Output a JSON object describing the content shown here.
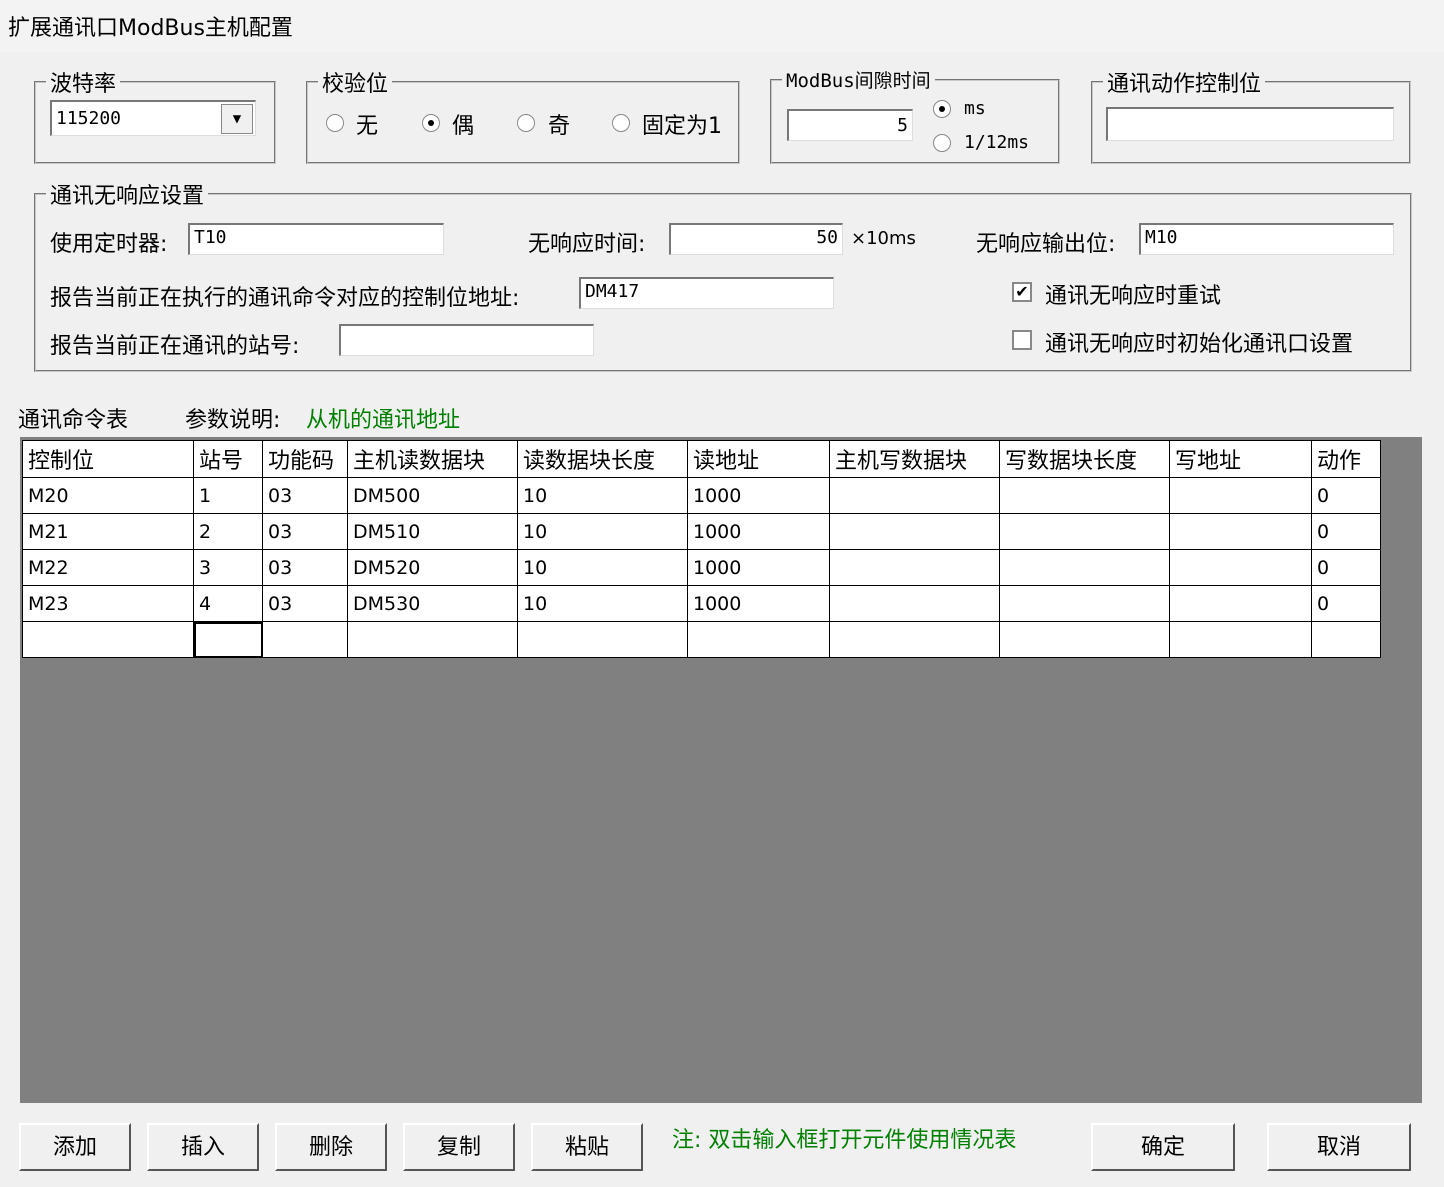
{
  "window": {
    "title": "扩展通讯口ModBus主机配置"
  },
  "baud": {
    "legend": "波特率",
    "value": "115200"
  },
  "parity": {
    "legend": "校验位",
    "options": [
      {
        "label": "无",
        "selected": false
      },
      {
        "label": "偶",
        "selected": true
      },
      {
        "label": "奇",
        "selected": false
      },
      {
        "label": "固定为1",
        "selected": false
      }
    ]
  },
  "gap": {
    "legend": "ModBus间隙时间",
    "value": "5",
    "units": [
      {
        "label": "ms",
        "selected": true
      },
      {
        "label": "1/12ms",
        "selected": false
      }
    ]
  },
  "action_ctrl": {
    "legend": "通讯动作控制位",
    "value": ""
  },
  "noresp": {
    "legend": "通讯无响应设置",
    "timer_label": "使用定时器:",
    "timer_value": "T10",
    "time_label": "无响应时间:",
    "time_value": "50",
    "time_unit": "×10ms",
    "out_label": "无响应输出位:",
    "out_value": "M10",
    "report_ctrl_label": "报告当前正在执行的通讯命令对应的控制位地址:",
    "report_ctrl_value": "DM417",
    "report_station_label": "报告当前正在通讯的站号:",
    "report_station_value": "",
    "retry_label": "通讯无响应时重试",
    "retry_checked": true,
    "reinit_label": "通讯无响应时初始化通讯口设置",
    "reinit_checked": false
  },
  "cmd": {
    "title": "通讯命令表",
    "param_label": "参数说明:",
    "param_value": "从机的通讯地址",
    "columns": [
      "控制位",
      "站号",
      "功能码",
      "主机读数据块",
      "读数据块长度",
      "读地址",
      "主机写数据块",
      "写数据块长度",
      "写地址",
      "动作"
    ],
    "rows": [
      [
        "M20",
        "1",
        "03",
        "DM500",
        "10",
        "1000",
        "",
        "",
        "",
        "0"
      ],
      [
        "M21",
        "2",
        "03",
        "DM510",
        "10",
        "1000",
        "",
        "",
        "",
        "0"
      ],
      [
        "M22",
        "3",
        "03",
        "DM520",
        "10",
        "1000",
        "",
        "",
        "",
        "0"
      ],
      [
        "M23",
        "4",
        "03",
        "DM530",
        "10",
        "1000",
        "",
        "",
        "",
        "0"
      ],
      [
        "",
        "",
        "",
        "",
        "",
        "",
        "",
        "",
        "",
        ""
      ]
    ]
  },
  "buttons": {
    "add": "添加",
    "insert": "插入",
    "delete": "删除",
    "copy": "复制",
    "paste": "粘贴",
    "ok": "确定",
    "cancel": "取消"
  },
  "note": "注: 双击输入框打开元件使用情况表"
}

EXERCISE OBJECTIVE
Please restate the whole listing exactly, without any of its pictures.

RESULT OF THE EXERCISE
Output a JSON object describing the content shown here.
{
  "window": {
    "title": "扩展通讯口ModBus主机配置"
  },
  "baud": {
    "legend": "波特率",
    "value": "115200"
  },
  "parity": {
    "legend": "校验位",
    "options": [
      {
        "label": "无",
        "selected": false
      },
      {
        "label": "偶",
        "selected": true
      },
      {
        "label": "奇",
        "selected": false
      },
      {
        "label": "固定为1",
        "selected": false
      }
    ]
  },
  "gap": {
    "legend": "ModBus间隙时间",
    "value": "5",
    "units": [
      {
        "label": "ms",
        "selected": true
      },
      {
        "label": "1/12ms",
        "selected": false
      }
    ]
  },
  "action_ctrl": {
    "legend": "通讯动作控制位",
    "value": ""
  },
  "noresp": {
    "legend": "通讯无响应设置",
    "timer_label": "使用定时器:",
    "timer_value": "T10",
    "time_label": "无响应时间:",
    "time_value": "50",
    "time_unit": "×10ms",
    "out_label": "无响应输出位:",
    "out_value": "M10",
    "report_ctrl_label": "报告当前正在执行的通讯命令对应的控制位地址:",
    "report_ctrl_value": "DM417",
    "report_station_label": "报告当前正在通讯的站号:",
    "report_station_value": "",
    "retry_label": "通讯无响应时重试",
    "retry_checked": true,
    "reinit_label": "通讯无响应时初始化通讯口设置",
    "reinit_checked": false
  },
  "cmd": {
    "title": "通讯命令表",
    "param_label": "参数说明:",
    "param_value": "从机的通讯地址",
    "columns": [
      "控制位",
      "站号",
      "功能码",
      "主机读数据块",
      "读数据块长度",
      "读地址",
      "主机写数据块",
      "写数据块长度",
      "写地址",
      "动作"
    ],
    "rows": [
      [
        "M20",
        "1",
        "03",
        "DM500",
        "10",
        "1000",
        "",
        "",
        "",
        "0"
      ],
      [
        "M21",
        "2",
        "03",
        "DM510",
        "10",
        "1000",
        "",
        "",
        "",
        "0"
      ],
      [
        "M22",
        "3",
        "03",
        "DM520",
        "10",
        "1000",
        "",
        "",
        "",
        "0"
      ],
      [
        "M23",
        "4",
        "03",
        "DM530",
        "10",
        "1000",
        "",
        "",
        "",
        "0"
      ],
      [
        "",
        "",
        "",
        "",
        "",
        "",
        "",
        "",
        "",
        ""
      ]
    ]
  },
  "buttons": {
    "add": "添加",
    "insert": "插入",
    "delete": "删除",
    "copy": "复制",
    "paste": "粘贴",
    "ok": "确定",
    "cancel": "取消"
  },
  "note": "注: 双击输入框打开元件使用情况表"
}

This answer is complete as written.